I went to Varanasi with Dave recently – do you know the place?
Its where many Indians go to cremate their dead. The city is choked with teams of people running through town with beautifully draped corpses. You can hear them coming because there are always at least 2 drummers with the team. Just imagine: drummers with JOBS! Plus an audience that cant throw things at you.
Anyway we spent a lot of time walking around the ghats – and there is grey dust everywhere, and grey mud – and the city itself is swathed in a grey mist, and grey dust. You’re walking around – and you know whats in that grey dust. Now its a week later and my feet are still black. I cant get the dead people out of my feet. And you thought cracked heels were bad. Its freaking me out. I need a spiritual podiatrist. Or maybe a spiritualist with a foot fetish. I’m not sure.
Love the Singapore Zoo. The zoo is branching out and we chose the River Safari this time. Fun – Not sure that Pandas are at all located in riparian landscapes – however they’re ridiculously cute and an extra reason to visit.
The New Year garden decorations were very pretty.
Walking in a monkey enclosure is not that exciting after actively avoiding monkies in India. Though these ones were cute.
monkies are not as cute as my kids sitting on giant pandas.
and well in the cuteness competition… they winner does go to the panda.
The oft overlooked and forgotten Red Panda.
PS After visiting the otters at the zoo, Audrey has become obsessed and only wants an otter for her birthday next week. Nothing else!
Welcome to Singapore and the Year of the Horse. We stopped a couple of days en route back to Australia and stayed with my cousin and her kids. A chance to be in a modern Asian city, which helped to mitigate the culture shock of leaving India. Funny moment: Visiting Chinatown just before New Year – Kirsty explained it would be crowded “but nothing like what you’ve come from”. Kids freaked – it was the most crowded place they’d been all holidays.
Year of the Wooden Horse. (horses are good, take my word for it)
Farewell India and thanks for the ride. We hope to get back on it one day. While our leaving won’t be noticed by 1.2 billion of you (with the exception of Nick who we leave as our emissary for a little while), we keenly feel our departure.
We may be leaving India, but the pics will come for a while yet :)
Pune is the eighth largest city in India with a population of 6 million people. Our neighbourhood, Koregaon Park, is upmarket, leafy and hosts expats working in IT and education along with visitors to the Osho Ashram. In the centre of town there is old Pune, It survived massive floods in 1961 and it’s here that you find rows of traditional shops selling saris, jewellery, hardware, sandals, musical instruments… Lucinda, Audrey and I came here to shop for saris.

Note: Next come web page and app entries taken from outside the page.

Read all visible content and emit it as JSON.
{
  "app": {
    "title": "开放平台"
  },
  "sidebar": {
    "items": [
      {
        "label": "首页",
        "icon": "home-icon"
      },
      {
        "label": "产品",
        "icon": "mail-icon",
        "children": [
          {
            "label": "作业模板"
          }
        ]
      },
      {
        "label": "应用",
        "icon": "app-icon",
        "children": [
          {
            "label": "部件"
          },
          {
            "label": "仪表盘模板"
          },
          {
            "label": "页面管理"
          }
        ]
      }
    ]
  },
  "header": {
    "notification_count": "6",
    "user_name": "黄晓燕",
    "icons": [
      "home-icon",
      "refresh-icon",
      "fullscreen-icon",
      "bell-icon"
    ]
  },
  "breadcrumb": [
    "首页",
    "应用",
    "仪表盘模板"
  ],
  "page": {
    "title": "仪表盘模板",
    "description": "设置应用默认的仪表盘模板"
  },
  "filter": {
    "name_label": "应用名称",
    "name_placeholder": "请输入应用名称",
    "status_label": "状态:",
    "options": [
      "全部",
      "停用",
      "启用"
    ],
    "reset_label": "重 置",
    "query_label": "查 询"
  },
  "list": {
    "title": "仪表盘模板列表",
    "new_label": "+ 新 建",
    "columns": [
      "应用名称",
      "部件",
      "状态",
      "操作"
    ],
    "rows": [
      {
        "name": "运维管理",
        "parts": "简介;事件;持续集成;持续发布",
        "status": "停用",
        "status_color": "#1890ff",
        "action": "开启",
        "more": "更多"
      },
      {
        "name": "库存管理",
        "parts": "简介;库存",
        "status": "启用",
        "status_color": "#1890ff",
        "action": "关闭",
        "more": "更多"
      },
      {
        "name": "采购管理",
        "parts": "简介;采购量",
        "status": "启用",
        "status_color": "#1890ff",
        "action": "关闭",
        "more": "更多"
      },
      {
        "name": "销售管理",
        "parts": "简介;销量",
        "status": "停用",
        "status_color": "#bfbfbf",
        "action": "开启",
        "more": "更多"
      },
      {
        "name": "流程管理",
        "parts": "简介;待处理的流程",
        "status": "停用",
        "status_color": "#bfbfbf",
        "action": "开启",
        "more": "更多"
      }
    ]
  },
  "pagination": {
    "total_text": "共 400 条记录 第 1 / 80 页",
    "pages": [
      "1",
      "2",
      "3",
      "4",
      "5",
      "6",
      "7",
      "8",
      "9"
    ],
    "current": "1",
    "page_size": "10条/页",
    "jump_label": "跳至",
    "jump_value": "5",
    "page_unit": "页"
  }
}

The tall wooden buildings that house these shops and living quarters are on the verge of collapse. They were once beautifully ornate with carvings, wooden fretwork and coloured glass. It seems very unlikely that they will be restored. I expect they’ll be replaced with monotonous, utilitarian concrete. So here’s a little homage to the craftsmanship that went before. (Pics taken in Lakshmi Road)
It was so nice to stay in Bangalore for a few days and catch up with Australian friends; Bruce, Gail and their daughters Arabella and Jasmine. Lucinda and Audrey shout out a huge “thanks”. They had the best time playing. It was a real treat to hang out with Sandhya again too. This friendship is now in it’s 30th year and has spanned 3 continents.
Shopping for veggies with Gail
Up on top of the Nandi hills. There used to be more hills around Bangalore, but they’ve been successively mined to the ground and converted into high rise towers.
Had to be photographed.
Burgers in Bangers mate.
Having lunch with Sandhya
Sandhya and the girls. I swear Sandhya hasn’t changed in 30 years!
As a post script: On the first day back at school, Audrey’s teacher asked the class to think of everything they did on their holidays and choose two things to draw about. Audrey ran out of fingers counting what she had done (riding elephants, camels, rickshaws, tiger safaris, snorkelling…) – yet she chose to draw “Mum meeting up with her friend Sandhya”.
Fe and Alan joined us in Allepey Kerala and with the assistance of a rickshaw driver Fe, Ethan and I rode down to the docks and chose a houseboat to take us around the Keralan backwaters for a day and a night. Our main requirement was a nice airy deck to lounge around on, drink beer, read and play guitar. (Thanks Alan for some of these pics *)
I LOVE that the houseboat arrived in the morning at the front lawn of our resort to pick us up.
Reading, eating, playing
Pilgrims on a boat
Punt to take you to the other side.
There are a lot of churches on the backwaters.
Stopped at a small store, where Ethan and Lucinda got to hold the pet.